With the slow warming of relations between Cuba and the United States, Cuban emigres who had their property confiscated by the Cuban government during the 1950s and 60s are beginning to seek restitution of that property. This includes those who owned art collections that were subsequently seized by the Cuban government, many of which now hang in Cuban museums and government offices. So far claims by Cuban exiles for the return of confiscated art have been ignored by the Cuban government or met with an official *shoulder shrug* there-is-nothing-we-can-do-about-it response.
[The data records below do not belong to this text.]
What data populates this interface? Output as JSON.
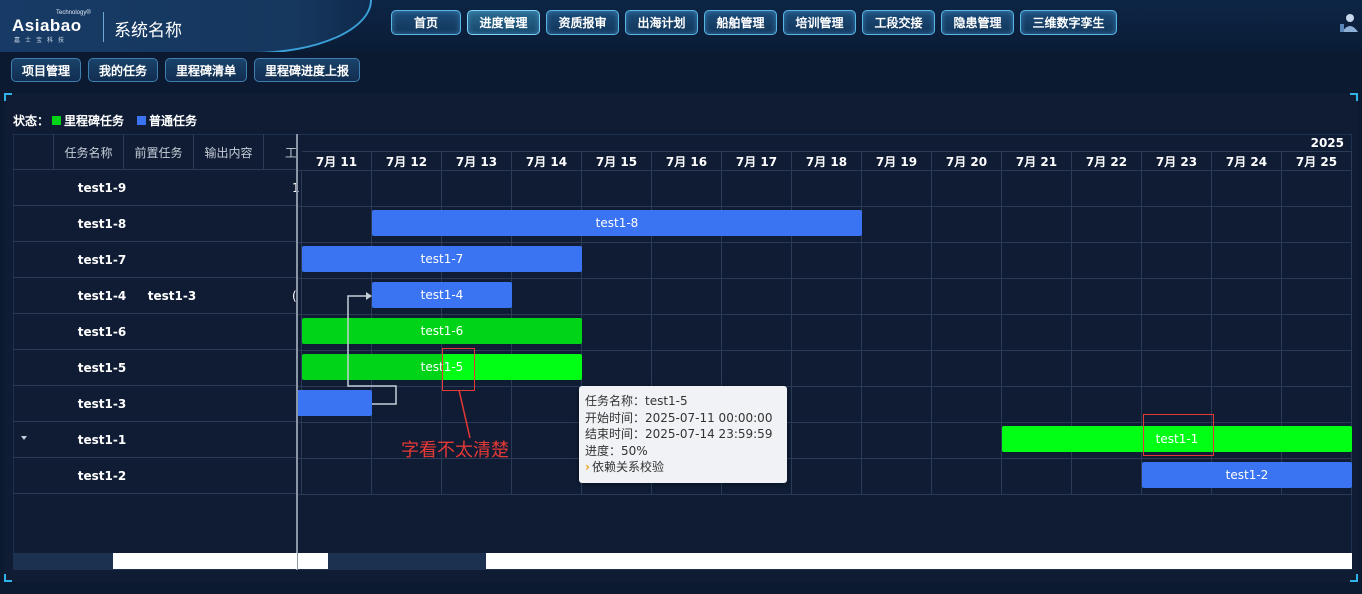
{
  "brand": {
    "logo_text": "Asiabao",
    "logo_tech": "Technology®",
    "logo_sub": "嘉士宝科技",
    "system_name": "系统名称"
  },
  "nav": [
    {
      "label": "首页",
      "active": false
    },
    {
      "label": "进度管理",
      "active": true
    },
    {
      "label": "资质报审",
      "active": false
    },
    {
      "label": "出海计划",
      "active": false
    },
    {
      "label": "船舶管理",
      "active": false
    },
    {
      "label": "培训管理",
      "active": false
    },
    {
      "label": "工段交接",
      "active": false
    },
    {
      "label": "隐患管理",
      "active": false
    },
    {
      "label": "三维数字孪生",
      "active": false
    }
  ],
  "sub_nav": [
    "项目管理",
    "我的任务",
    "里程碑清单",
    "里程碑进度上报"
  ],
  "legend": {
    "title": "状态：",
    "items": [
      {
        "label": "里程碑任务",
        "color": "#00d419"
      },
      {
        "label": "普通任务",
        "color": "#3b74f2"
      }
    ]
  },
  "table": {
    "columns": [
      "任务名称",
      "前置任务",
      "输出内容",
      "工"
    ],
    "rows": [
      {
        "name": "test1-9",
        "pre": "",
        "tail": "1"
      },
      {
        "name": "test1-8",
        "pre": "",
        "tail": ""
      },
      {
        "name": "test1-7",
        "pre": "",
        "tail": ""
      },
      {
        "name": "test1-4",
        "pre": "test1-3",
        "tail": "("
      },
      {
        "name": "test1-6",
        "pre": "",
        "tail": ""
      },
      {
        "name": "test1-5",
        "pre": "",
        "tail": ""
      },
      {
        "name": "test1-3",
        "pre": "",
        "tail": ""
      },
      {
        "name": "test1-1",
        "pre": "",
        "tail": "",
        "expandable": true
      },
      {
        "name": "test1-2",
        "pre": "",
        "tail": ""
      }
    ]
  },
  "timeline": {
    "year": "2025",
    "dates": [
      "7月 11",
      "7月 12",
      "7月 13",
      "7月 14",
      "7月 15",
      "7月 16",
      "7月 17",
      "7月 18",
      "7月 19",
      "7月 20",
      "7月 21",
      "7月 22",
      "7月 23",
      "7月 24",
      "7月 25"
    ]
  },
  "bars": [
    {
      "label": "test1-8",
      "row": 1,
      "type": "normal"
    },
    {
      "label": "test1-7",
      "row": 2,
      "type": "normal"
    },
    {
      "label": "test1-4",
      "row": 3,
      "type": "normal"
    },
    {
      "label": "test1-6",
      "row": 4,
      "type": "milestone"
    },
    {
      "label": "test1-5",
      "row": 5,
      "type": "milestone",
      "progress": 0.5
    },
    {
      "label": "",
      "row": 6,
      "type": "normal"
    },
    {
      "label": "test1-1",
      "row": 7,
      "type": "milestone"
    },
    {
      "label": "test1-2",
      "row": 8,
      "type": "normal"
    }
  ],
  "tooltip": {
    "name": "任务名称：test1-5",
    "start": "开始时间：2025-07-11 00:00:00",
    "end": "结束时间：2025-07-14 23:59:59",
    "progress": "进度：50%",
    "check": "依赖关系校验"
  },
  "annotation": {
    "text": "字看不太清楚",
    "color": "#e53935"
  }
}
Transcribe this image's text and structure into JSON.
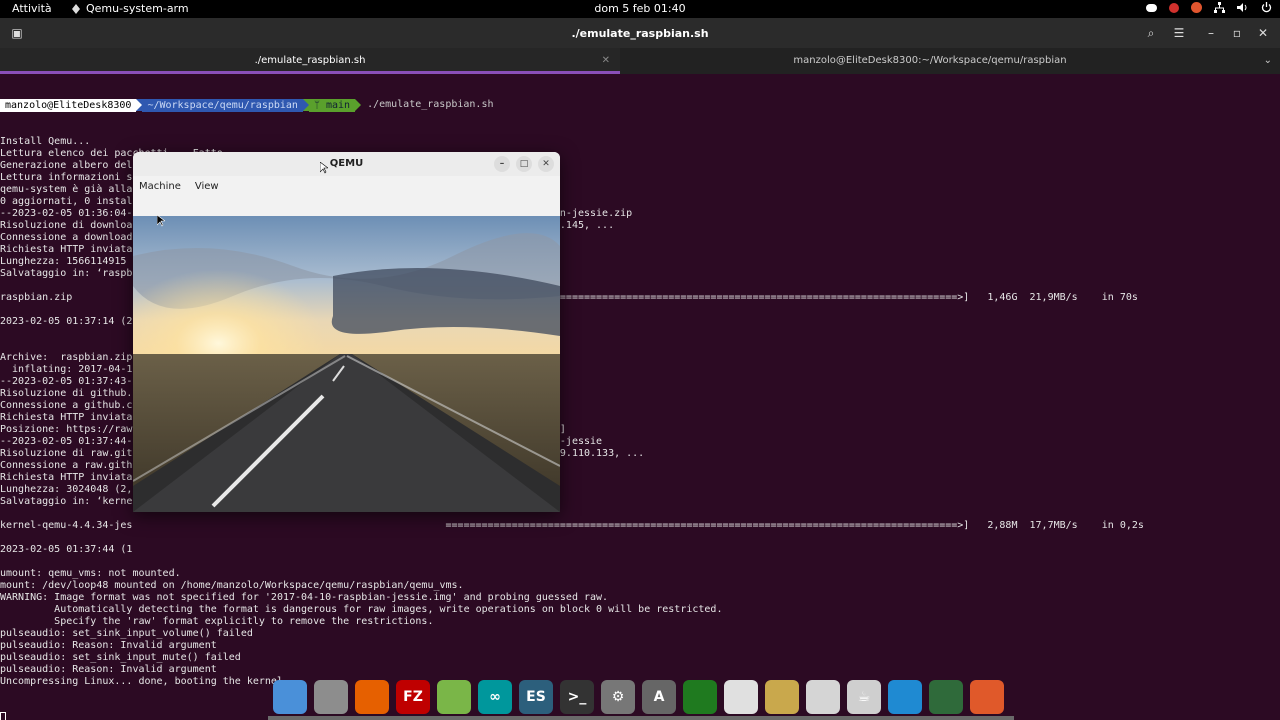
{
  "topbar": {
    "activities": "Attività",
    "app_name": "Qemu-system-arm",
    "clock": "dom 5 feb  01:40"
  },
  "terminal": {
    "window_title": "./emulate_raspbian.sh",
    "tabs": [
      {
        "label": "./emulate_raspbian.sh"
      },
      {
        "label": "manzolo@EliteDesk8300:~/Workspace/qemu/raspbian"
      }
    ],
    "prompt": {
      "user": "manzolo@EliteDesk8300",
      "path": "~/Workspace/qemu/raspbian",
      "branch": "ᛘ main",
      "command": "./emulate_raspbian.sh"
    },
    "lines": [
      "Install Qemu...",
      "Lettura elenco dei pacchetti... Fatto",
      "Generazione albero delle dipendenze... Fatto",
      "Lettura informazioni sullo stato... Fatto",
      "qemu-system è già alla versione più recente (1:6.2+dfsg-2ubuntu6.6).",
      "0 aggiornati, 0 instal",
      "--2023-02-05 01:36:04-                                                    /2017-04-10-raspbian-jessie.zip",
      "Risoluzione di downloa                                                    .240.86, 46.235.231.145, ...",
      "Connessione a download                                                    esso.",
      "Richiesta HTTP inviata",
      "Lunghezza: 1566114915",
      "Salvataggio in: ‘raspb",
      "",
      "raspbian.zip                                                              =====================================================================================>]   1,46G  21,9MB/s    in 70s",
      "",
      "2023-02-05 01:37:14 (2",
      "",
      "",
      "Archive:  raspbian.zip",
      "  inflating: 2017-04-1",
      "--2023-02-05 01:37:43-                                                    u-4.4.34-jessie",
      "Risoluzione di github.",
      "Connessione a github.c",
      "Richiesta HTTP inviata",
      "Posizione: https://raw                                                    .4.34-jessie [segue]",
      "--2023-02-05 01:37:44-                                                    /kernel-qemu-4.4.34-jessie",
      "Risoluzione di raw.git                                                    199.111.133, 185.199.110.133, ...",
      "Connessione a raw.gith                                                    onnesso.",
      "Richiesta HTTP inviata",
      "Lunghezza: 3024048 (2,",
      "Salvataggio in: ‘kerne",
      "",
      "kernel-qemu-4.4.34-jes                                                    =====================================================================================>]   2,88M  17,7MB/s    in 0,2s",
      "",
      "2023-02-05 01:37:44 (1",
      "",
      "umount: qemu_vms: not mounted.",
      "mount: /dev/loop48 mounted on /home/manzolo/Workspace/qemu/raspbian/qemu_vms.",
      "WARNING: Image format was not specified for '2017-04-10-raspbian-jessie.img' and probing guessed raw.",
      "         Automatically detecting the format is dangerous for raw images, write operations on block 0 will be restricted.",
      "         Specify the 'raw' format explicitly to remove the restrictions.",
      "pulseaudio: set_sink_input_volume() failed",
      "pulseaudio: Reason: Invalid argument",
      "pulseaudio: set_sink_input_mute() failed",
      "pulseaudio: Reason: Invalid argument",
      "Uncompressing Linux... done, booting the kernel."
    ]
  },
  "qemu": {
    "title": "QEMU",
    "menu": [
      "Machine",
      "View"
    ]
  },
  "dock": {
    "icons": [
      {
        "name": "files-folder-icon",
        "color": "#4a90d9",
        "glyph": ""
      },
      {
        "name": "file-manager-icon",
        "color": "#8d8d8d",
        "glyph": ""
      },
      {
        "name": "firefox-icon",
        "color": "#e66000",
        "glyph": ""
      },
      {
        "name": "filezilla-icon",
        "color": "#bf0000",
        "glyph": "FZ"
      },
      {
        "name": "3d-cube-icon",
        "color": "#7ab648",
        "glyph": ""
      },
      {
        "name": "arduino-icon",
        "color": "#00979c",
        "glyph": "∞"
      },
      {
        "name": "es-icon",
        "color": "#2c5f7c",
        "glyph": "ES"
      },
      {
        "name": "terminal-icon",
        "color": "#333333",
        "glyph": ">_"
      },
      {
        "name": "settings-gear-icon",
        "color": "#777777",
        "glyph": "⚙"
      },
      {
        "name": "app-store-icon",
        "color": "#666666",
        "glyph": "A"
      },
      {
        "name": "green-sphere-icon",
        "color": "#1f7a1f",
        "glyph": ""
      },
      {
        "name": "clock-icon",
        "color": "#e0e0e0",
        "glyph": ""
      },
      {
        "name": "spreadsheet-icon",
        "color": "#c9a84c",
        "glyph": ""
      },
      {
        "name": "trash-icon",
        "color": "#d5d5d5",
        "glyph": ""
      },
      {
        "name": "java-coffee-icon",
        "color": "#cfcfcf",
        "glyph": "☕"
      },
      {
        "name": "vscode-icon",
        "color": "#1f8ad2",
        "glyph": ""
      },
      {
        "name": "globe-icon",
        "color": "#2f6a3a",
        "glyph": ""
      },
      {
        "name": "bird-icon",
        "color": "#e0592a",
        "glyph": ""
      }
    ]
  }
}
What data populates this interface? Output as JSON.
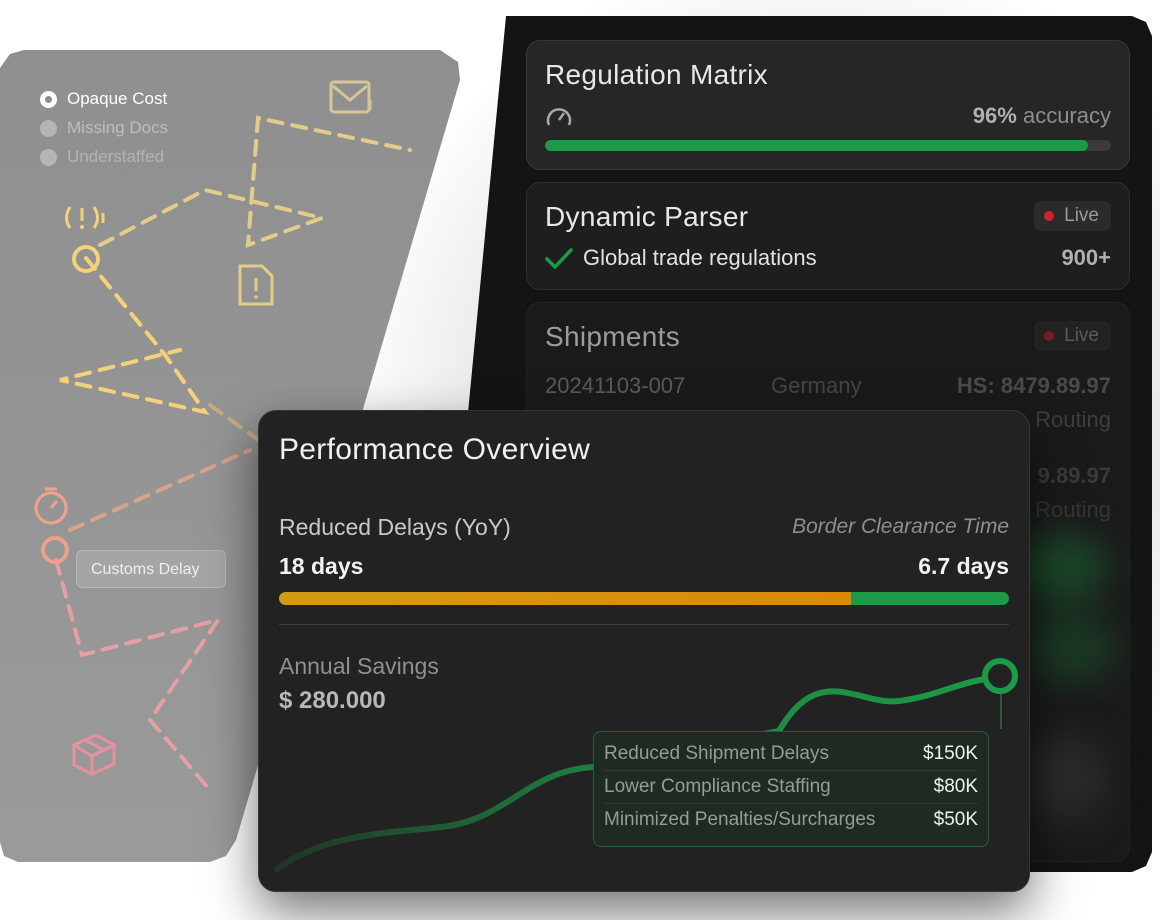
{
  "problems": {
    "options": [
      {
        "label": "Opaque Cost",
        "selected": true
      },
      {
        "label": "Missing Docs",
        "selected": false
      },
      {
        "label": "Understaffed",
        "selected": false
      }
    ],
    "chip_label": "Customs Delay"
  },
  "regulation_matrix": {
    "title": "Regulation Matrix",
    "accuracy_value": "96%",
    "accuracy_suffix": "accuracy",
    "progress": 0.96
  },
  "dynamic_parser": {
    "title": "Dynamic Parser",
    "status": "Live",
    "item_label": "Global trade regulations",
    "item_count": "900+"
  },
  "shipments": {
    "title": "Shipments",
    "status": "Live",
    "rows": [
      {
        "id": "20241103-007",
        "country": "Germany",
        "hs": "HS: 8479.89.97"
      }
    ],
    "fragments": [
      "Routing",
      "9.89.97",
      "Routing"
    ]
  },
  "performance": {
    "title": "Performance Overview",
    "reduced_delays_label": "Reduced Delays (YoY)",
    "reduced_delays_value": "18 days",
    "clearance_label": "Border Clearance Time",
    "clearance_value": "6.7 days",
    "clearance_share": 0.784,
    "savings_label": "Annual Savings",
    "savings_value": "$ 280.000",
    "breakdown": [
      {
        "label": "Reduced Shipment Delays",
        "value": "$150K"
      },
      {
        "label": "Lower Compliance Staffing",
        "value": "$80K"
      },
      {
        "label": "Minimized Penalties/Surcharges",
        "value": "$50K"
      }
    ]
  },
  "colors": {
    "accent_green": "#1d9a47",
    "accent_orange": "#d8900a",
    "live_dot": "#d1212b"
  }
}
Those seeking the return of confiscated art in a US court will have an uphill battle. Courts are very deferential to anything that might interfere with the foreign relations of the US. The judgment of a US court that the Cuban government illegally confiscated art (and other property) could certainly be seen as an interference in foreign relations, as the thaw is in its early stages…and still has the potential to return to a deep freeze. Given the US’s history of trying to be an overbearing big brother to Cuba, a demand by US courts to return confiscated art might well cause Cuban officials to retreat from any US overtures.
What might help claims by exiles for a return of confiscated art is that Cuba will be unable to claim that the confiscation was an act of state. The Second Hickenlooper Amendment (22 USC Sec. 2370(e)(2)) usually bars the act of state doctrine to seizures that occurred after January 1, 1959, but it is not absolute. I do not know the history of this amendment, but given that it passed during the period when Cuban officials were confiscating private property, it begs the question of whether there is a coincidence there. Then again, if the Soviet Union, and the confiscation of property by the Bolsheviks is any indication, the courts may very well find that any confiscation by the Cuban government was legitimate. If the act of state doctrine were available to the Cuban government, the legal analysis would be strikingly similar to that of the Bolshevik/Soviet confiscations. It may be that in the end, politics gets in the way, and the Cuban government will be able to by-pass the Second Hickenlooper Amendment and make a claim of act of state.